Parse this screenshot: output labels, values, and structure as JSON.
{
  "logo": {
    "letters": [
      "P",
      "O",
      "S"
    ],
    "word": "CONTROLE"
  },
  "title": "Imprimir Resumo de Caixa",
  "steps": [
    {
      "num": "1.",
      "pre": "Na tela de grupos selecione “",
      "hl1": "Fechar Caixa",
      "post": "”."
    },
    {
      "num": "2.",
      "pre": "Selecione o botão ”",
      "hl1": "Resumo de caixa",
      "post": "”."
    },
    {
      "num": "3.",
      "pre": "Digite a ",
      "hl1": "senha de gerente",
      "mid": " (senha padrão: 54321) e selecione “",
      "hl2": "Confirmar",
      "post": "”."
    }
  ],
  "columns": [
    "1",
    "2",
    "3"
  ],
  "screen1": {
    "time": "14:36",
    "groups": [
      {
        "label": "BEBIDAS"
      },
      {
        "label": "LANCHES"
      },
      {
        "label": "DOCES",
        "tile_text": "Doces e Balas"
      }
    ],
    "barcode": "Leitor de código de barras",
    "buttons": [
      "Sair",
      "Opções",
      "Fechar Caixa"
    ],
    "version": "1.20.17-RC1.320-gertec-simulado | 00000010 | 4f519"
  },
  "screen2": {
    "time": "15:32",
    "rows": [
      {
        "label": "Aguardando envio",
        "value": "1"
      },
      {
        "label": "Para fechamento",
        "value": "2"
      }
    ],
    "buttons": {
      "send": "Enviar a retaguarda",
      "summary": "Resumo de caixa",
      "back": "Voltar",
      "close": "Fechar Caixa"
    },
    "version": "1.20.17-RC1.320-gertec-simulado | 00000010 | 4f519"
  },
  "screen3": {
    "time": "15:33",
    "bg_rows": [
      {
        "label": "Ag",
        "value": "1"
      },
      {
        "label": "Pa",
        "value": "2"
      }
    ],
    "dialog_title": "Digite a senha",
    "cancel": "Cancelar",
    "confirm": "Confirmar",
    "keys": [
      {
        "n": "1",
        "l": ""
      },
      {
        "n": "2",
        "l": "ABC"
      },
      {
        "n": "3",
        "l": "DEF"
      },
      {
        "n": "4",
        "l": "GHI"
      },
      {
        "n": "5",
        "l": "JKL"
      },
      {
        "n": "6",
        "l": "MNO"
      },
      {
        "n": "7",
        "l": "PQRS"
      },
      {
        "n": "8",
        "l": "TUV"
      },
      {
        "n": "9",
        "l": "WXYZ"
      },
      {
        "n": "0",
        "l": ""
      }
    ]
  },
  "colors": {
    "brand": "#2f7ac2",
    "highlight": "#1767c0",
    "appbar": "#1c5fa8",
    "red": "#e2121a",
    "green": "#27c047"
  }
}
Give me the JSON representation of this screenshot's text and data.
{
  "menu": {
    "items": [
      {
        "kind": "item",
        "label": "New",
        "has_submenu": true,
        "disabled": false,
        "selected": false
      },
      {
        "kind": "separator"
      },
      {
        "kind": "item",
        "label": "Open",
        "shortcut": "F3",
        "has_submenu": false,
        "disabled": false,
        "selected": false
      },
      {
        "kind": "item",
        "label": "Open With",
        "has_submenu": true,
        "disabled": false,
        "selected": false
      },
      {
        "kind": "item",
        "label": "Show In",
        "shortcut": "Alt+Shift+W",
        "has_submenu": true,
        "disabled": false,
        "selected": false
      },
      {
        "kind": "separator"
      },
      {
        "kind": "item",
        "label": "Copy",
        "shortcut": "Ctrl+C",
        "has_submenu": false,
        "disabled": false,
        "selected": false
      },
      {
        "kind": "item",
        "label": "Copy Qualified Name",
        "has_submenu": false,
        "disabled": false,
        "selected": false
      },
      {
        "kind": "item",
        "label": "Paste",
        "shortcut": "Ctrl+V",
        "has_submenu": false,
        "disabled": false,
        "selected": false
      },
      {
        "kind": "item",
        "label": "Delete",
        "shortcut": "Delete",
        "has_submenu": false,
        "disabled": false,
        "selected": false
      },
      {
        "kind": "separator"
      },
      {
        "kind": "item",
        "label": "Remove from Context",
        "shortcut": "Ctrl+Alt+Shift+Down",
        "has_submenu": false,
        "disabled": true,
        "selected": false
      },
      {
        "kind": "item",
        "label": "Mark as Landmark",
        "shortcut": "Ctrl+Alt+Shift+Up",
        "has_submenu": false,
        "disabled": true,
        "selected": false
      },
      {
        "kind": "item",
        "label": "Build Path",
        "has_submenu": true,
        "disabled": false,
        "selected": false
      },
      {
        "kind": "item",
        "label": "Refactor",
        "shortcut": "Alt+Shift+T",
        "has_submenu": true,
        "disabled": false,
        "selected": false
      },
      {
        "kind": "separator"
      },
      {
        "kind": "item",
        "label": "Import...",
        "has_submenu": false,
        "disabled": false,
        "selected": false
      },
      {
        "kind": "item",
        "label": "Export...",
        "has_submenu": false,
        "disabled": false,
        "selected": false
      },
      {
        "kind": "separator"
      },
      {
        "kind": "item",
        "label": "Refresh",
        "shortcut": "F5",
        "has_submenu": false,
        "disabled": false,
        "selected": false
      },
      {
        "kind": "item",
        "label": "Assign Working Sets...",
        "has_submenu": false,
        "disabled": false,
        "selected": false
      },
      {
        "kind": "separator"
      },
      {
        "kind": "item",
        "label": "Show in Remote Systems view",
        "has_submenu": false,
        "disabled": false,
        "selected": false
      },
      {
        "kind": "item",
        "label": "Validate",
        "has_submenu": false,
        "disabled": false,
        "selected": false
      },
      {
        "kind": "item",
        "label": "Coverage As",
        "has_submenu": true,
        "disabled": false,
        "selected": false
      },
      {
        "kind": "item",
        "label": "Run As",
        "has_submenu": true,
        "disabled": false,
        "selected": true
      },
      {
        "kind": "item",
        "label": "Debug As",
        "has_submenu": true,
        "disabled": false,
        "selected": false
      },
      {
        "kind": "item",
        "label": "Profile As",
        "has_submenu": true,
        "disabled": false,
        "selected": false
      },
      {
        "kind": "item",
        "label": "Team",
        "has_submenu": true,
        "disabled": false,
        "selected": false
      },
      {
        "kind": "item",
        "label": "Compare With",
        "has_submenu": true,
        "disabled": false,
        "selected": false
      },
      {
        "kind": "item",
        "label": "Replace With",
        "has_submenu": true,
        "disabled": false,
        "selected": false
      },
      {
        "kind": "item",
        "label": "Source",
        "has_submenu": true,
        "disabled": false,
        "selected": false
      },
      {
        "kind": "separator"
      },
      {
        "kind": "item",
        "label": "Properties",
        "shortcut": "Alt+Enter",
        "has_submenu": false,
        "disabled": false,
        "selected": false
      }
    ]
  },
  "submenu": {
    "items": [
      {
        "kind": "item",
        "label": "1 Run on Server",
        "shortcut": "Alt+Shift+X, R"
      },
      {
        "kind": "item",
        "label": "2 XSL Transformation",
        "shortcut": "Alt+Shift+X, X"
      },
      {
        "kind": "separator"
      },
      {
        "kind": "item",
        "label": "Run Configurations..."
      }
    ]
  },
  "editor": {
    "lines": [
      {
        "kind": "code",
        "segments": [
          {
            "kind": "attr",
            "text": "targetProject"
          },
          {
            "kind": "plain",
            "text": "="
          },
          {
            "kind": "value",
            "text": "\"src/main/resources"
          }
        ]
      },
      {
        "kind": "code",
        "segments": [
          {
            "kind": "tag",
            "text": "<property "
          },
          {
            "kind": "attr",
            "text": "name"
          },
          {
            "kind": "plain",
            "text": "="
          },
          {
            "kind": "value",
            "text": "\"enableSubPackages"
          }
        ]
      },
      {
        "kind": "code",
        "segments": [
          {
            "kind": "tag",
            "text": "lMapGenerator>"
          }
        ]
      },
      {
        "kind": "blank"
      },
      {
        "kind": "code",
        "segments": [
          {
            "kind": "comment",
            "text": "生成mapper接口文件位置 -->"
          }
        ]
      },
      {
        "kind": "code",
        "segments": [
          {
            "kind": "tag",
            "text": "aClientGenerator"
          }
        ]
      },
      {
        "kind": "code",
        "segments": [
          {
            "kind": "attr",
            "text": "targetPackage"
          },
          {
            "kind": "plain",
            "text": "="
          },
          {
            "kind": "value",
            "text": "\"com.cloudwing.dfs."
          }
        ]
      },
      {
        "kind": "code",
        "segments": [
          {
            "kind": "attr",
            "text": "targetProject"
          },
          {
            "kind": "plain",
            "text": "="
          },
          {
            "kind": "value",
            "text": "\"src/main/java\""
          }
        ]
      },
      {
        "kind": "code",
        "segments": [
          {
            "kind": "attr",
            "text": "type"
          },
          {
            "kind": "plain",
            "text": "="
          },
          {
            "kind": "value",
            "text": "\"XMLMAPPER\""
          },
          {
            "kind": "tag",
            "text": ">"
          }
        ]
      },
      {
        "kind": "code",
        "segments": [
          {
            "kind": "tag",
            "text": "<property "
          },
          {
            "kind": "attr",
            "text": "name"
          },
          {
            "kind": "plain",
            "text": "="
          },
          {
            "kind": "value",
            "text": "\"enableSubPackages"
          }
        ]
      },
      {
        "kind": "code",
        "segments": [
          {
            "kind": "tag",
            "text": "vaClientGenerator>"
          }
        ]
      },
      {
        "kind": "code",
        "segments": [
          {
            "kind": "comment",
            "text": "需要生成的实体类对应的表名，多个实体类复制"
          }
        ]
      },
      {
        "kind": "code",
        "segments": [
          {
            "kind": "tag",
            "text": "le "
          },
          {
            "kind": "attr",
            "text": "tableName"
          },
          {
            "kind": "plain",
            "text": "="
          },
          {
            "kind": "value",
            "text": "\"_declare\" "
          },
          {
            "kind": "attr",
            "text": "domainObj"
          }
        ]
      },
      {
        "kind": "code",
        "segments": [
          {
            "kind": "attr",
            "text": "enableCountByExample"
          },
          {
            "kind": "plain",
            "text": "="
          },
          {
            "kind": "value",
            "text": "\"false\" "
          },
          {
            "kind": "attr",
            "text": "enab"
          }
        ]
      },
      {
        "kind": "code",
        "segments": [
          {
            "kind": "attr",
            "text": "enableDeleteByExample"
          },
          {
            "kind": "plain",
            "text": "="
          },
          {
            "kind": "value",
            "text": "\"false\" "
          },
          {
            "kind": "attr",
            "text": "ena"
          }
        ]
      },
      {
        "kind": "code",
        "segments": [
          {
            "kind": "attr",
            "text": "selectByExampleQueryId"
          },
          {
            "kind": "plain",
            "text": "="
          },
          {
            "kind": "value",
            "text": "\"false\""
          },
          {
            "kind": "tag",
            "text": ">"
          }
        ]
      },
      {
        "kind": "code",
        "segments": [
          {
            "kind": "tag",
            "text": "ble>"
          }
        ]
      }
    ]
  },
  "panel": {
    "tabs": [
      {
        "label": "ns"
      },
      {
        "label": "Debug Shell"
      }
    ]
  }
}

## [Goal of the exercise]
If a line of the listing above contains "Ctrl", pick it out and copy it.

## [Result]
        "shortcut": "Ctrl+C",
        "shortcut": "Ctrl+V",
        "shortcut": "Ctrl+Alt+Shift+Down",
        "shortcut": "Ctrl+Alt+Shift+Up",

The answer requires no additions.